File compression is a great tool for sending large files from one user to another. There are a variety of file formats available, with zip files being among the more popular. But there's so much more, so let's dive in to the world of file compression and learn how you can get the most out of file compression.
File compression basics
How it works
How does a file just magically shrink and then grow again on command? The data in a file is made up of bits and bytes, and these measurements of data are typically redundant, meaning many of the same bits and bytes are just repeated over and over again throughout the same file. This allows for two different methods of file compression:
- Lossless compression removes the redundant data and then uses the remaining bits and bytes to recreate the original form.
- Lossy compression essentially eliminates any bits and bytes that are deemed unnecessary and then rewrites that data on its own.
The process of compressing a file is performed by simple software tools. Most computers come equipped with an installed compression tool, and many additional compression tools can be downloaded, often for free.
The advantages of being able to compress a file are clear. But is there a downside?
Lossy compression prevents the file from being restored exactly as it originally appeared. You may not notice the change, as it is often unrecognizable. But because it is in fact technically different, this type of compression cannot be used for things such as software applications or databases.
Across the board, there are a few additional disadvantages to compressing a file.
- Security can be a concern for file compression. While many compression tools include an encryption feature, not all are of the highest level.
- The recipient's computer requires memory use and time to decompress the file. This can cause performance to suffer.
- File compression does not always work. Video and audio files are often unable to be compressed.
- Compressed files may not always be scanned for viruses and malware, leaving the recipient's computer vulnerable.
- The recipient may not be able to open a compressed file if they do not have the appropriate software to do so.
The alternative: Citrix ShareFile
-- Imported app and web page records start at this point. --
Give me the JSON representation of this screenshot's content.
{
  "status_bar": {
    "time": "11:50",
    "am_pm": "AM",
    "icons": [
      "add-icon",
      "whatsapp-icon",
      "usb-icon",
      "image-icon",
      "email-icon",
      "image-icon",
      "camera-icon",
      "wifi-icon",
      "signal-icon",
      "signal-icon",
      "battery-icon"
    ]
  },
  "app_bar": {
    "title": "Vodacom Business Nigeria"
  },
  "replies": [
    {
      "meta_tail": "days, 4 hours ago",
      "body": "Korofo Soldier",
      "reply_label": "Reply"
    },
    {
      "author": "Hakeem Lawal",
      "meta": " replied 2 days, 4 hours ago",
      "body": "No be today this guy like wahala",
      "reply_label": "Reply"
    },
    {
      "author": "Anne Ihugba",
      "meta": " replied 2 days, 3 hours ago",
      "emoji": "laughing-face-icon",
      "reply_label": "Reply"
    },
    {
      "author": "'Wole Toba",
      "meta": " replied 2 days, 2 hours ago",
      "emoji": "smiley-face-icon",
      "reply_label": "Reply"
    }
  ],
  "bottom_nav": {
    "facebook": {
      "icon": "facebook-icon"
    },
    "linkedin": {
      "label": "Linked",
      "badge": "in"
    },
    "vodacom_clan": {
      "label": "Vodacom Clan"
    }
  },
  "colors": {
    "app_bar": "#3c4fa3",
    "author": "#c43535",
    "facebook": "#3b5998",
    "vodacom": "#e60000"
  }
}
A cloud-based file-sharing service such as ShareFile is an alternative way to send, store and receive large files. With the ability to send big files of up to 10 GB in bandwidth, there is no need for file compression software. Security is at the forefront, and the cloud-based nature of ShareFile allows for anytime, anywhere sharing, as files are sent with the ease of sending an email.